[What you will do]: Before you write out the listing, remove the pictures; everything else stays exactly as it is.

[Data excerpts]:
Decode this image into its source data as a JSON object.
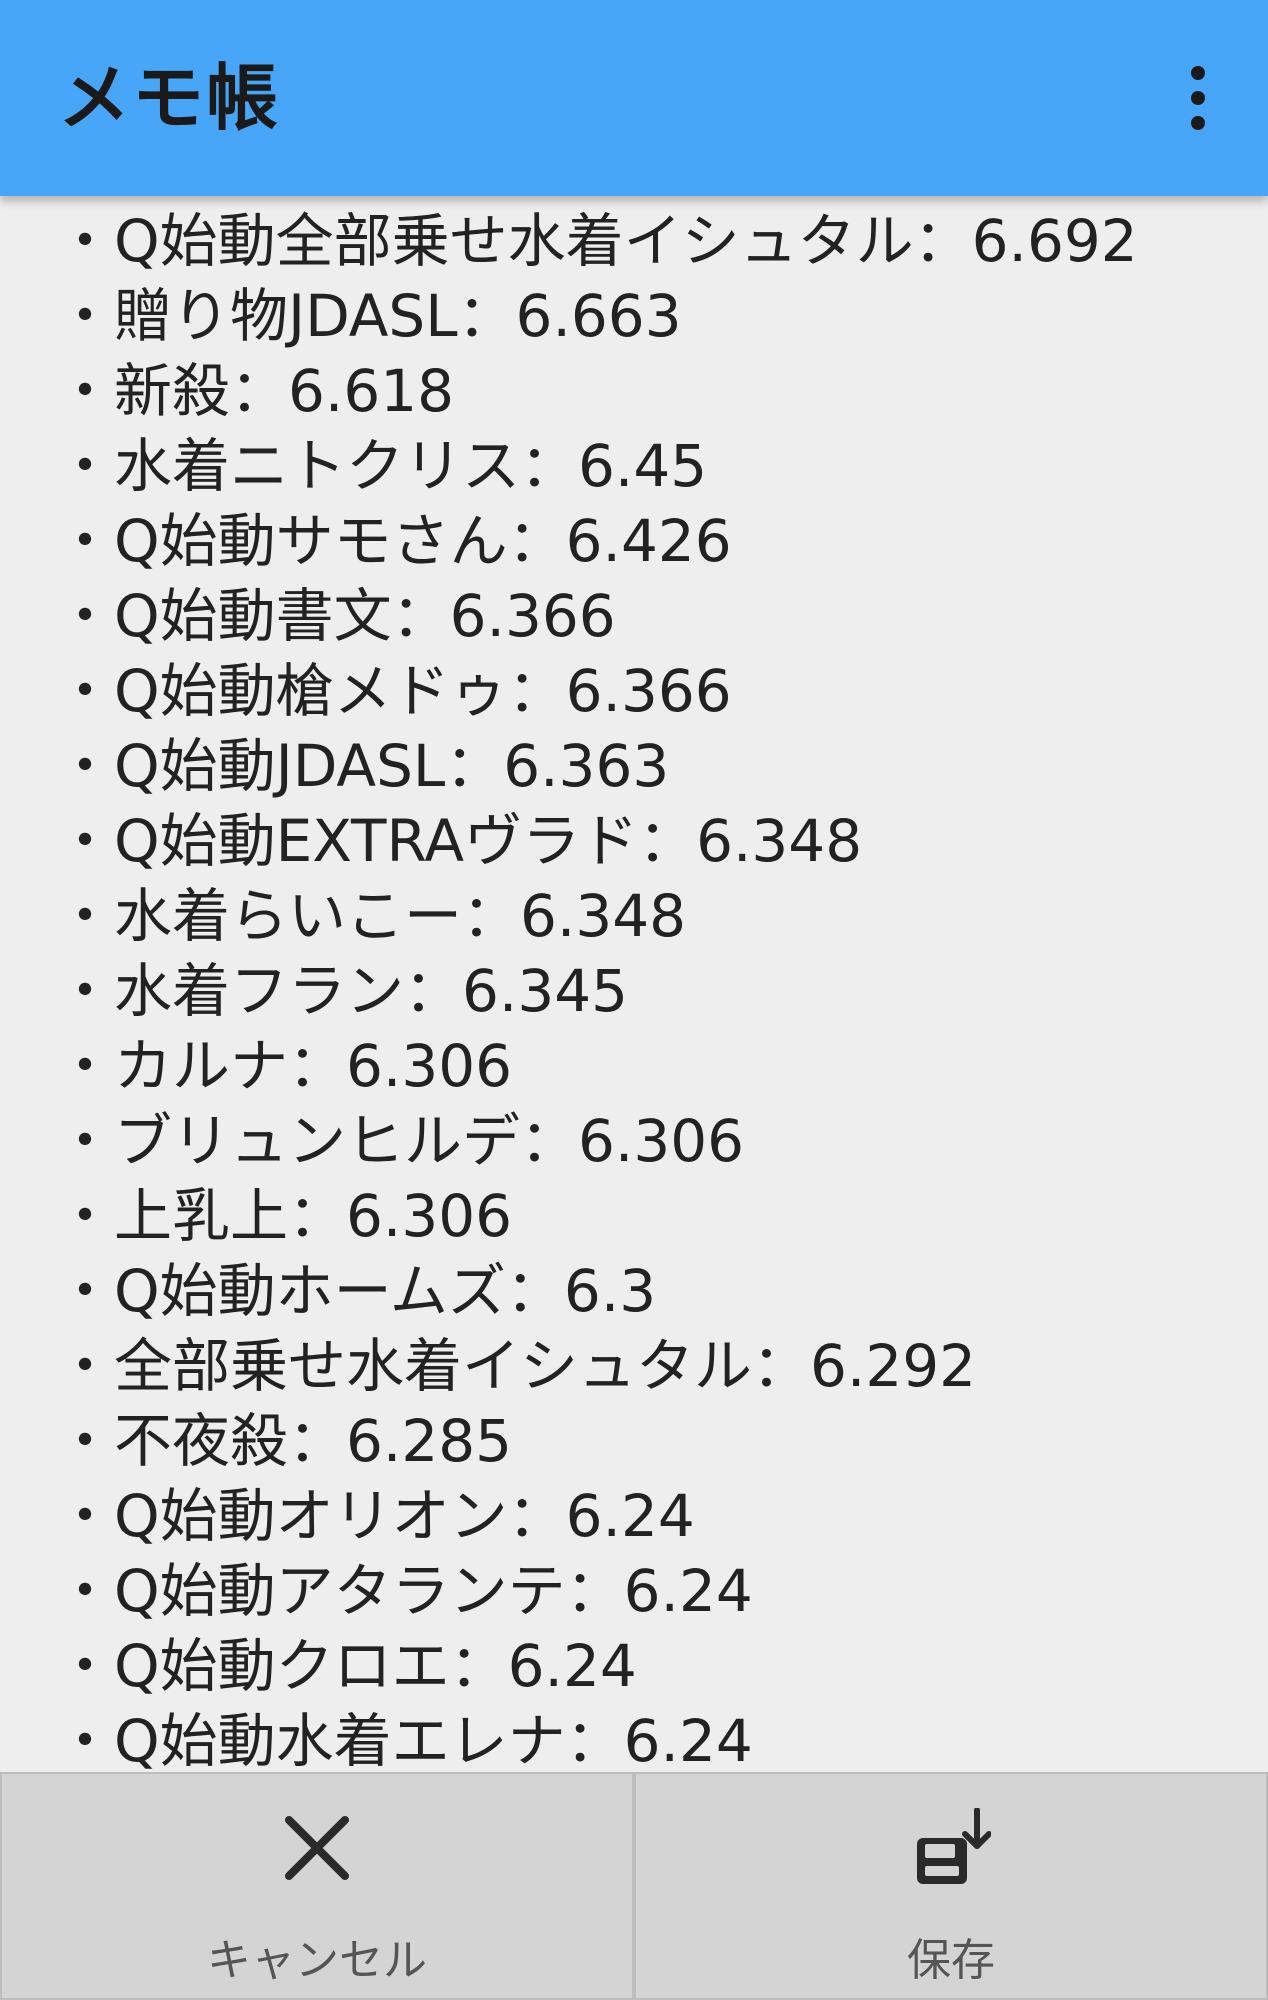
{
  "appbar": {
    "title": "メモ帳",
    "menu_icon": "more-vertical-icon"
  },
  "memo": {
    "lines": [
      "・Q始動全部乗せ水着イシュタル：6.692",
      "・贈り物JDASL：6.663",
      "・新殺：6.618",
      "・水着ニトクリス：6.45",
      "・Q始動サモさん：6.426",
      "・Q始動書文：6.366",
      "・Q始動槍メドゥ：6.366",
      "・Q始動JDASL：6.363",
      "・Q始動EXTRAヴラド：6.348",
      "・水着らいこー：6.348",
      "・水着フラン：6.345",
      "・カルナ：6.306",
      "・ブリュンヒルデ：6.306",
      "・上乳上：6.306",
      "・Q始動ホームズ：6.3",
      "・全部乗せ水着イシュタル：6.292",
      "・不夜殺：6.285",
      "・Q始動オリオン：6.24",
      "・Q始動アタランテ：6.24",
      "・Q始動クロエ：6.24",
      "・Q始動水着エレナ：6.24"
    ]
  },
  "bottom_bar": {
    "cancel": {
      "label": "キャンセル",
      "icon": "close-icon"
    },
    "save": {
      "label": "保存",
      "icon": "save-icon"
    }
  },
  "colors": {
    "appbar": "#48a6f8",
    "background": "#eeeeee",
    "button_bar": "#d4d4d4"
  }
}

[Solution for this problem]:
Decode this image into its source data as a JSON object.
{
  "appbar": {
    "title": "メモ帳",
    "menu_icon": "more-vertical-icon"
  },
  "memo": {
    "lines": [
      "・Q始動全部乗せ水着イシュタル：6.692",
      "・贈り物JDASL：6.663",
      "・新殺：6.618",
      "・水着ニトクリス：6.45",
      "・Q始動サモさん：6.426",
      "・Q始動書文：6.366",
      "・Q始動槍メドゥ：6.366",
      "・Q始動JDASL：6.363",
      "・Q始動EXTRAヴラド：6.348",
      "・水着らいこー：6.348",
      "・水着フラン：6.345",
      "・カルナ：6.306",
      "・ブリュンヒルデ：6.306",
      "・上乳上：6.306",
      "・Q始動ホームズ：6.3",
      "・全部乗せ水着イシュタル：6.292",
      "・不夜殺：6.285",
      "・Q始動オリオン：6.24",
      "・Q始動アタランテ：6.24",
      "・Q始動クロエ：6.24",
      "・Q始動水着エレナ：6.24"
    ]
  },
  "bottom_bar": {
    "cancel": {
      "label": "キャンセル",
      "icon": "close-icon"
    },
    "save": {
      "label": "保存",
      "icon": "save-icon"
    }
  },
  "colors": {
    "appbar": "#48a6f8",
    "background": "#eeeeee",
    "button_bar": "#d4d4d4"
  }
}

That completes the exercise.